[[ Given records, beginning ]]

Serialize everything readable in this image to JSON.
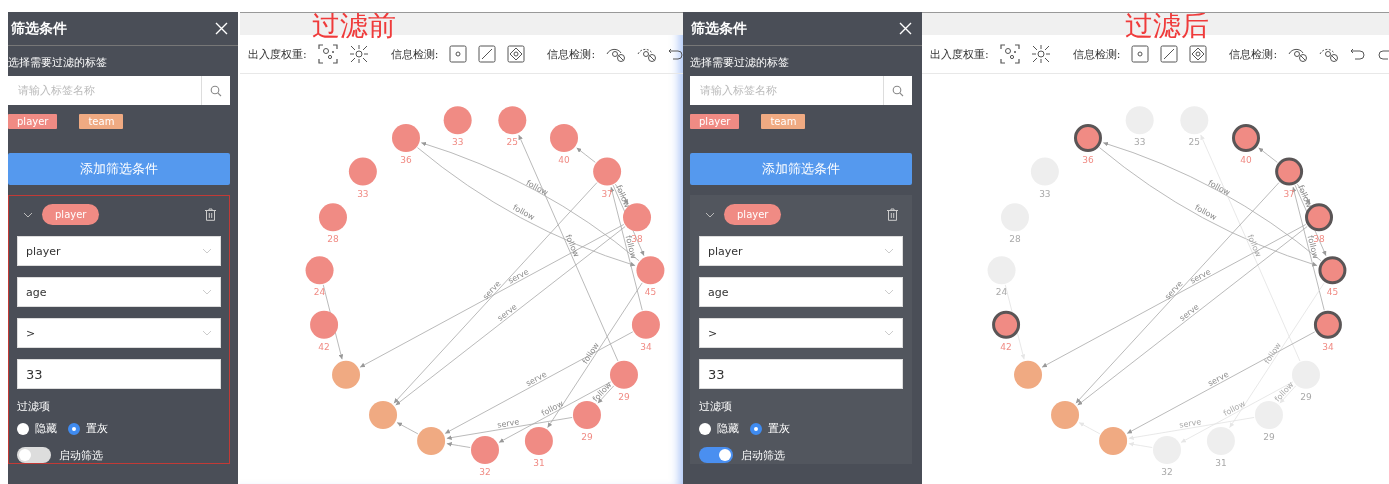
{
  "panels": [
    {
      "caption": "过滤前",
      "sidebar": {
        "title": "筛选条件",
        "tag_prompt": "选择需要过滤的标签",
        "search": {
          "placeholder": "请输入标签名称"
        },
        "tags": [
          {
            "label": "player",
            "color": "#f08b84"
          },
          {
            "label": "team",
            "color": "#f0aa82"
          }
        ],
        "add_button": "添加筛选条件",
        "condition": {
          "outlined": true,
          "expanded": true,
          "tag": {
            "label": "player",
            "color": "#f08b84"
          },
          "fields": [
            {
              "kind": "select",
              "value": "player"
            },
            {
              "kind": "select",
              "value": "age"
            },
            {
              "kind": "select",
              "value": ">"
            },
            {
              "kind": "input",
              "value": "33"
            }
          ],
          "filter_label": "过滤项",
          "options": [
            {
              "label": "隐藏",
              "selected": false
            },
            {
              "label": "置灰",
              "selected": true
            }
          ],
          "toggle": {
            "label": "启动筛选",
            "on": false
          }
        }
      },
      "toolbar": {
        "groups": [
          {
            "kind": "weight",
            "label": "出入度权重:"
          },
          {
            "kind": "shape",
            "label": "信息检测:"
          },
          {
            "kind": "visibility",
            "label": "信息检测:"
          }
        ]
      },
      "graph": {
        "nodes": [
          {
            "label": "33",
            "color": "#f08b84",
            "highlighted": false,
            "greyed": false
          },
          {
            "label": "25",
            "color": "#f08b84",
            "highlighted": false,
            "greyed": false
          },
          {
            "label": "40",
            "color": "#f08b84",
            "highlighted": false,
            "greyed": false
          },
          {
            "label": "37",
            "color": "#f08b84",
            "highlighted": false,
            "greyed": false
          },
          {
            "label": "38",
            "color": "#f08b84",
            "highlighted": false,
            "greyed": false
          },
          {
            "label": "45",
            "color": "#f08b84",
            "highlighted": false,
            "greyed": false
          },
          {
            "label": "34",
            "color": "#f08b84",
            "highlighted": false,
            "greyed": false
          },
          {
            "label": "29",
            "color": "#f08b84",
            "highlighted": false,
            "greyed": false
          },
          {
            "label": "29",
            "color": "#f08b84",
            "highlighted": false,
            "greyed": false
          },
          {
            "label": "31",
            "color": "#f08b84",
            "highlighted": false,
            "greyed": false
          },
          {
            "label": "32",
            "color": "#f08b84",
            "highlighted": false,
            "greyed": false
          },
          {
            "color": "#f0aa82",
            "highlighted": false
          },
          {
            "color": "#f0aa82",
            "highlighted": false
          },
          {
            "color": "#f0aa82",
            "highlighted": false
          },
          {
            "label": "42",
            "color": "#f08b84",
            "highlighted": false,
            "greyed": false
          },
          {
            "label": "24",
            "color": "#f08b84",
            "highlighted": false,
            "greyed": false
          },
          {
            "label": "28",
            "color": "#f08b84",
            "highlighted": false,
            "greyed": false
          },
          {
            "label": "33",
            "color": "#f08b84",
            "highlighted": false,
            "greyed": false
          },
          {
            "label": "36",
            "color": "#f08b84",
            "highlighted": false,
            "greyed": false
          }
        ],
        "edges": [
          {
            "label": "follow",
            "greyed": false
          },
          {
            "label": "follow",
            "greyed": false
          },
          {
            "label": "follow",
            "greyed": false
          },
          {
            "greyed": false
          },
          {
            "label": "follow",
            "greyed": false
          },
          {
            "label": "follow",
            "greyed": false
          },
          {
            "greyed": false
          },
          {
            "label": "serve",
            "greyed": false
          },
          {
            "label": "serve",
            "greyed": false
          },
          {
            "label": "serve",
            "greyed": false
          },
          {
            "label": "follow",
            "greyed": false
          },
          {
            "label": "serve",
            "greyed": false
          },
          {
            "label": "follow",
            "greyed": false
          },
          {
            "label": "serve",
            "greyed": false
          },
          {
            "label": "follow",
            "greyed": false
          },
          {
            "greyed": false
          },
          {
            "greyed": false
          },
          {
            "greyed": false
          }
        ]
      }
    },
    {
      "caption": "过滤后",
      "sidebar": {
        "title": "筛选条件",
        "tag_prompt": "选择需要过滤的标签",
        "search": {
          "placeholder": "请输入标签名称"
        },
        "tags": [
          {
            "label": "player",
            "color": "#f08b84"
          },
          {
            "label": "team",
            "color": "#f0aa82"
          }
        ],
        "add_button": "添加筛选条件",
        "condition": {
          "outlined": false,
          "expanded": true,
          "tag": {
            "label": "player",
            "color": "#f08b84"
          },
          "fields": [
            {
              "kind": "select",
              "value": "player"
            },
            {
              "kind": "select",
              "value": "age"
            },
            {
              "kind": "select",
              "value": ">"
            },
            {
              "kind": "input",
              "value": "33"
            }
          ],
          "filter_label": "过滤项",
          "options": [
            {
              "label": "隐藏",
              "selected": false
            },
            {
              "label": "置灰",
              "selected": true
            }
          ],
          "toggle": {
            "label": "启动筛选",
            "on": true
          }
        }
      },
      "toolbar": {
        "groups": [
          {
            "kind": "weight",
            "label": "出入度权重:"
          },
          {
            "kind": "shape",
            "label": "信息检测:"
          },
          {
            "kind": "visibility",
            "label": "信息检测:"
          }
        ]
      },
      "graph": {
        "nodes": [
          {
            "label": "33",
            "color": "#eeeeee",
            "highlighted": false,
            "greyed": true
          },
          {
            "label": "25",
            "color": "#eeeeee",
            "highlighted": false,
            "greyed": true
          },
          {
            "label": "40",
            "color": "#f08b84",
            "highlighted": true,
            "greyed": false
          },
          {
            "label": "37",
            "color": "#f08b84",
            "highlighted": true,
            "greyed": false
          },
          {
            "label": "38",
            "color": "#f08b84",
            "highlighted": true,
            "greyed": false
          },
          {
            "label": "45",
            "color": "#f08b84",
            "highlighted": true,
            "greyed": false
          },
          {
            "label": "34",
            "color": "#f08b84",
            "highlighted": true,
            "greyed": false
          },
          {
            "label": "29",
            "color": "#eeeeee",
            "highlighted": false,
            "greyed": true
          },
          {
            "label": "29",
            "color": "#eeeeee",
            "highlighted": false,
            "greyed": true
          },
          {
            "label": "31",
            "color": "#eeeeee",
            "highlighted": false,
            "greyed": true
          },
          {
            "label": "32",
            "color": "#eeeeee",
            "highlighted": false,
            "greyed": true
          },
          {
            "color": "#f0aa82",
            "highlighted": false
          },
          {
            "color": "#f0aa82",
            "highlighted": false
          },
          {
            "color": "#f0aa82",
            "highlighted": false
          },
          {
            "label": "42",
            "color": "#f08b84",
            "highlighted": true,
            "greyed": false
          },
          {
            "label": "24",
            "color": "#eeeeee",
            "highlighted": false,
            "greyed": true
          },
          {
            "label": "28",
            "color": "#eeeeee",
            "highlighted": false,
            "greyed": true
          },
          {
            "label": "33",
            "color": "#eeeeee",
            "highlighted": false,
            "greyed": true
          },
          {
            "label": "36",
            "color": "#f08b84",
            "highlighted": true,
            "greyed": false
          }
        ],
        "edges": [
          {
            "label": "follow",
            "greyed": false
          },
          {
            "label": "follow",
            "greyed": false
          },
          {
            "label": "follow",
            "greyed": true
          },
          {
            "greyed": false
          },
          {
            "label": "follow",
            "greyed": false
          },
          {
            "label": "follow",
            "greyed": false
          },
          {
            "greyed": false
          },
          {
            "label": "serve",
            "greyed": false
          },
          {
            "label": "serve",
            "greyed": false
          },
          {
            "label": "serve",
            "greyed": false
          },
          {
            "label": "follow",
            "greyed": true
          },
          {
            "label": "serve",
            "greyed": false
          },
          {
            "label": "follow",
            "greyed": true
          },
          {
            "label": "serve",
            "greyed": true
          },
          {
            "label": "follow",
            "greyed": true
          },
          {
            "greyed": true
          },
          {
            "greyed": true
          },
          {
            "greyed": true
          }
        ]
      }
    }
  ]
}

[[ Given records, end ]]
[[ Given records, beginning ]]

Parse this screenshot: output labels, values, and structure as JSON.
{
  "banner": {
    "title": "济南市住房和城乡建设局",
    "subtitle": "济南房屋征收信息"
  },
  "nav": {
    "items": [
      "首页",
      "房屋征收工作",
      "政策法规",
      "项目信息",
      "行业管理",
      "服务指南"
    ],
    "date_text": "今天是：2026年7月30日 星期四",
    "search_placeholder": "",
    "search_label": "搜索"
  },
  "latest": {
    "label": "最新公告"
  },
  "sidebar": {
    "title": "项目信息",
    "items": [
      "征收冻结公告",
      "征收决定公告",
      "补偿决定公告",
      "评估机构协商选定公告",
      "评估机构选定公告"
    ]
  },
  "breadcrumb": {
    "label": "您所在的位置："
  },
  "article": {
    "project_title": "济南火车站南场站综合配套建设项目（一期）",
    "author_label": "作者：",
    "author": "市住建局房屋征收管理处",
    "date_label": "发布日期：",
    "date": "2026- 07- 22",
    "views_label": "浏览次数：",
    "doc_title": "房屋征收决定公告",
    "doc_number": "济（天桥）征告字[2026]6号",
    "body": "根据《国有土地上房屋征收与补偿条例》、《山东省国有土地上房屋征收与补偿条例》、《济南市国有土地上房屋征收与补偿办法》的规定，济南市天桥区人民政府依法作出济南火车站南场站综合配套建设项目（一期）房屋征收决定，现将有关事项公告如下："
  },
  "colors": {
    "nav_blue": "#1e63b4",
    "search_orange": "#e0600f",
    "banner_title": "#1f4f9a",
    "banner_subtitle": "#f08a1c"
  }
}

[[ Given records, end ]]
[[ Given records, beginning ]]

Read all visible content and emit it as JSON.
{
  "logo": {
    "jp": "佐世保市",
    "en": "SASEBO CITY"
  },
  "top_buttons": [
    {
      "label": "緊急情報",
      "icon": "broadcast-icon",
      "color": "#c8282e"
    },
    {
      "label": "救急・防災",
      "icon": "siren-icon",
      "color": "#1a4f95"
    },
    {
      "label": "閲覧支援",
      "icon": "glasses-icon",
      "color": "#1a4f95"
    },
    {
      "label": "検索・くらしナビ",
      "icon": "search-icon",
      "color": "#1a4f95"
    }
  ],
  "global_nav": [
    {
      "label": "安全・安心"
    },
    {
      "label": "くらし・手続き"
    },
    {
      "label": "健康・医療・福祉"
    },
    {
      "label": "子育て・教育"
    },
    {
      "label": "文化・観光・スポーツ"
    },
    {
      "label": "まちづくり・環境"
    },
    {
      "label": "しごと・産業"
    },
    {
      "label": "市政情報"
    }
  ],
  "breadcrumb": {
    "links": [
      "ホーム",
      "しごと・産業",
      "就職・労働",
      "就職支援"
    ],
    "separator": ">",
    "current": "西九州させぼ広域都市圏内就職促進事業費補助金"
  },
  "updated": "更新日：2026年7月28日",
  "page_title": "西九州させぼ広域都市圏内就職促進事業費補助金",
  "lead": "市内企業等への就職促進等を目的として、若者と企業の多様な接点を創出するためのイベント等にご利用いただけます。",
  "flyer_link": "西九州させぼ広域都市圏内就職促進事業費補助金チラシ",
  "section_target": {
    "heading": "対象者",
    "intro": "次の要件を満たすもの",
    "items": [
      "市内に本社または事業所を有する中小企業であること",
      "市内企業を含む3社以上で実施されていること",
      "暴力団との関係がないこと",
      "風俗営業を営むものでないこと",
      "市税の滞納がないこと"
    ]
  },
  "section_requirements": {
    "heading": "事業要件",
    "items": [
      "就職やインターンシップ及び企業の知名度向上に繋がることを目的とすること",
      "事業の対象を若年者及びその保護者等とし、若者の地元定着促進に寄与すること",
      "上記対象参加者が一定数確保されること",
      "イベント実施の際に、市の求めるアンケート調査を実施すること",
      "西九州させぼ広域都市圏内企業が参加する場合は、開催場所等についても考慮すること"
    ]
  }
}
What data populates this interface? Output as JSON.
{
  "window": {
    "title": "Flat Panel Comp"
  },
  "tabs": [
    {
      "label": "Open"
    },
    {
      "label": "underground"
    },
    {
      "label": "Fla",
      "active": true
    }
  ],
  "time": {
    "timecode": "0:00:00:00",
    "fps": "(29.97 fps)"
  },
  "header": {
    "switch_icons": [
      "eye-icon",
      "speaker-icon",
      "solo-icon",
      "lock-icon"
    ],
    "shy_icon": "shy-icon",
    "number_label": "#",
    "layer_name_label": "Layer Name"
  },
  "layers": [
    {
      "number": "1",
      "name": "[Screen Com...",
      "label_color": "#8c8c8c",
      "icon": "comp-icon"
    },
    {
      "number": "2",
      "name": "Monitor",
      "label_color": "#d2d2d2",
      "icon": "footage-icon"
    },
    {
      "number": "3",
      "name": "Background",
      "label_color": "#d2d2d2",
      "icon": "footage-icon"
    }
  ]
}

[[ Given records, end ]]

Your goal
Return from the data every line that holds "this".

Answer
Serialize everything readable in this image to JSON.
Parse this screenshot: output labels, values, and structure as JSON.
What data populates this interface? Output as JSON.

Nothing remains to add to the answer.